There are several advantages to using capacitive sensors in FT Sensors over the traditional strain gauges, in addition to their immunity to noise. Capacitive sensors generally produce a stronger output so less signal conditioning is needed, which ultimately means better accuracy. Also, capacitive sensors don't rely on the adhesive bond between the metal and the strain gauge, meaning that they can withstand millions more force readings without affecting their accuracy.

Understanding the Electronics

The integrated electronics of a Force-Torque Sensor allow you to easily access the data. Most of the Force-Torque Sensors we use in robotics have integrated electronics, which thankfully means you don't have to do the signal processing yourself. They also have a variety of different communication options which allow you to easily get the data from the sensor. 

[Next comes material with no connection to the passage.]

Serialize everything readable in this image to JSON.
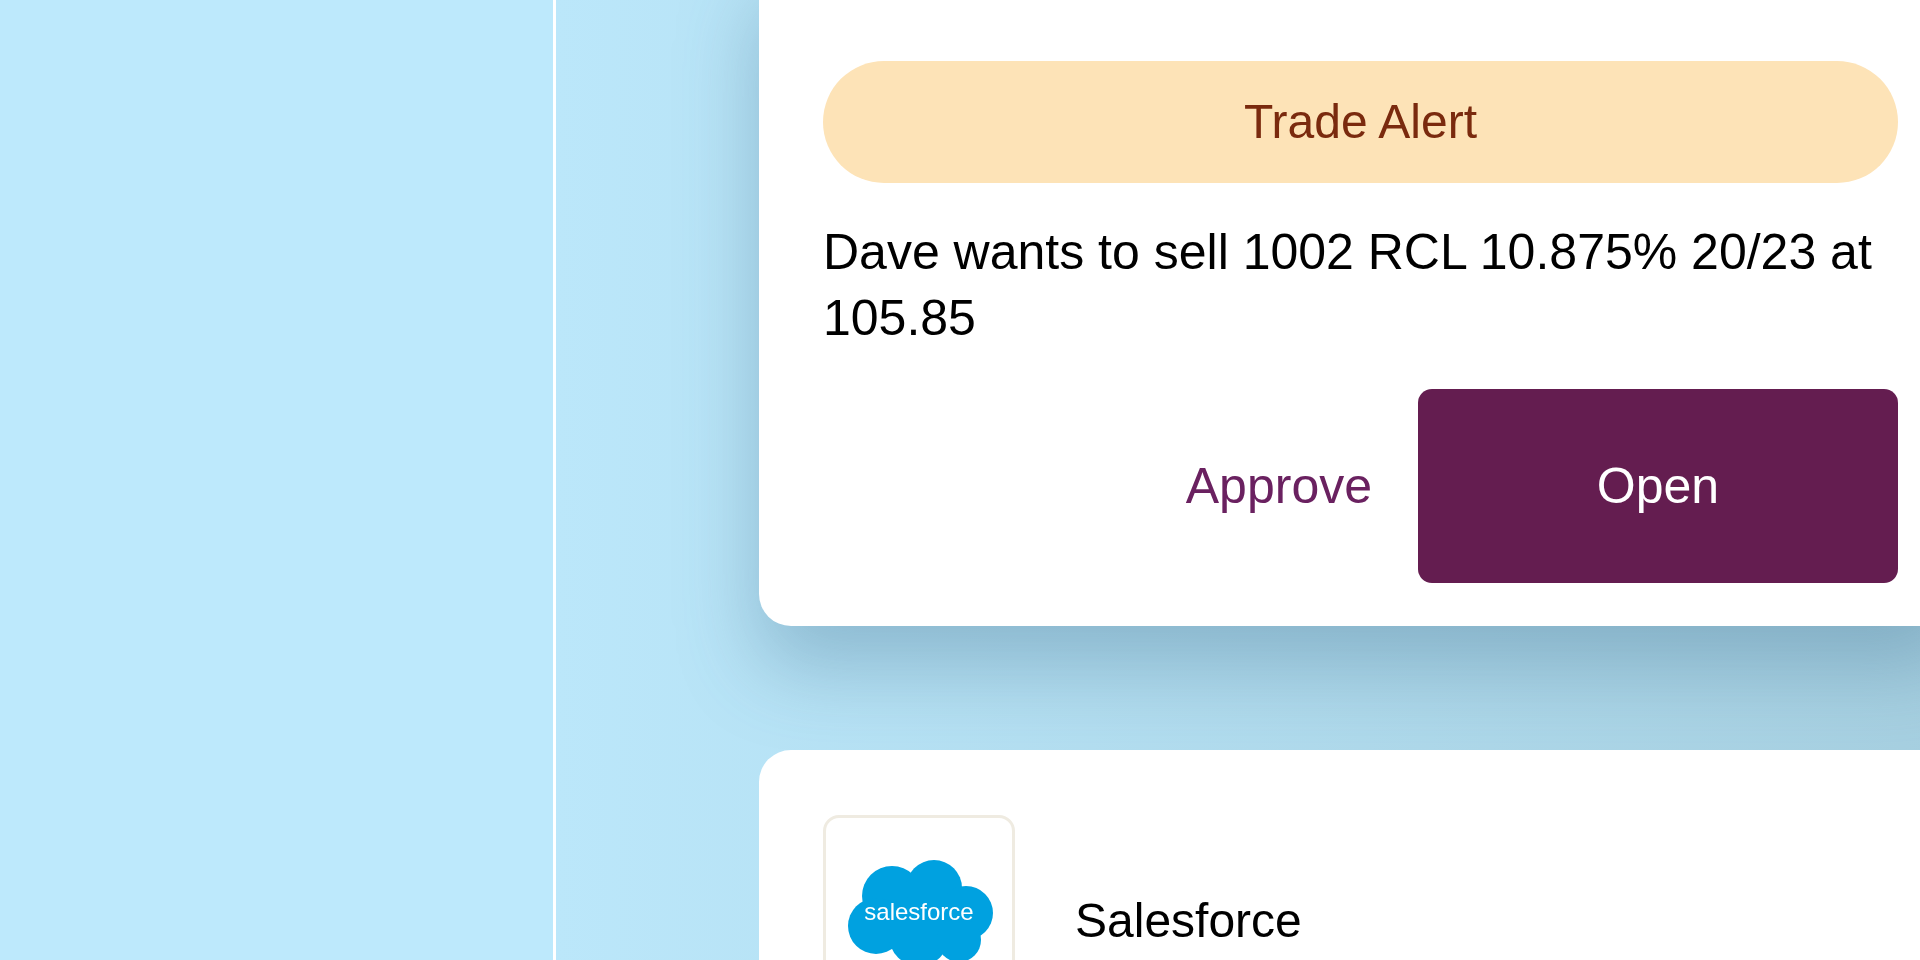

The integrated electronics convert the multiple sensor readings into six easy to understand signals: Fx, Fy and Fz (the forces) and Mx, My and Mz (the Torques or Moments).

Mathematically, this conversion is often carried out by multiplying the sensor readings with a pre-defined matrix. The matrix is defined by the sensor's manufacturer and are dependent on the material properties of the compliant metal structure. These properties will never change, unless you plastically deform the metal by applying too much force to the sensor.

As you can imagine, it's important to make sure you never apply too much force to the sensor, as the whole of its operation is based around the fact that the metal should never deform plastically. That's why you should pay attention to the Maximum Overload Capacity when choosing a Force-Torque Sensor for research.

Choosing (and Using) Force Sensors in Your Research

However, Maximum Overload Capacity is not the only important specification when choosing a force sensor for your robotics research. There are a whole load of specifications which affect which choice is the best for your application. Once you've decided these specifications, you've got to decide how to apply the sensor to your research and what are the best ways to integrate it into your existing system.

Wouldn't it be great if you had one place you could find all this information? We've developed a free eBook and email series to give you a crash course in using force sensors for robotics research. In it, we cover more detail about how they work, guides to integrating force sensors into your research application, how to use ROS with a force sensor and much more.

Download the eBook by clicking the big button below! (Did we mention, it's free!)

How do you, or how would you like to, use force sensors in your research? Have you downloaded the free eBook? Do you have any questions about force sensors? Tell us in the comments below or join the discussion on LinkedIn, Twitter or Facebook.

Download the Essential Guide to   Force Sensors in Robotics Research

Leave a comment

Alex Owen-Hill
Written by Alex Owen-Hill
Alex Owen-Hill is a freelance writer and public speaker who blogs about a large range of topics, including science, presentation skills at, storytelling and (of course) robotics. He completed a PhD in Telerobotics from Universidad Politecnica de Madrid as part of the PURESAFE project, in collaboration with CERN. As a recovering academic, he maintains a firm foot in the robotics world by blogging about industrial robotics.
Connect with the writer:

Related posts

How to Include a Force Sensing in a Robot Cell Design

You have decided to include force sensing in your robot application. Perhaps your task requires tactile feedback, flexibility,...

Alex Owen-Hill
By Alex Owen-Hill - May 17, 2021
9 Doubts to Clarify About Using a Force Sensing

Still unsure about using force sensing in your robotic application?

Even if you are convinced of the benefits of adding force...

Alex Owen-Hill
By Alex Owen-Hill - May 14, 2021
The 7 Best Robot Applications for a Force Sensor

Do you need a force sensor for your chosen robot application?

Some robot tasks benefit from the addition of force sensing....

Alex Owen-Hill
By Alex Owen-Hill - March 5, 2021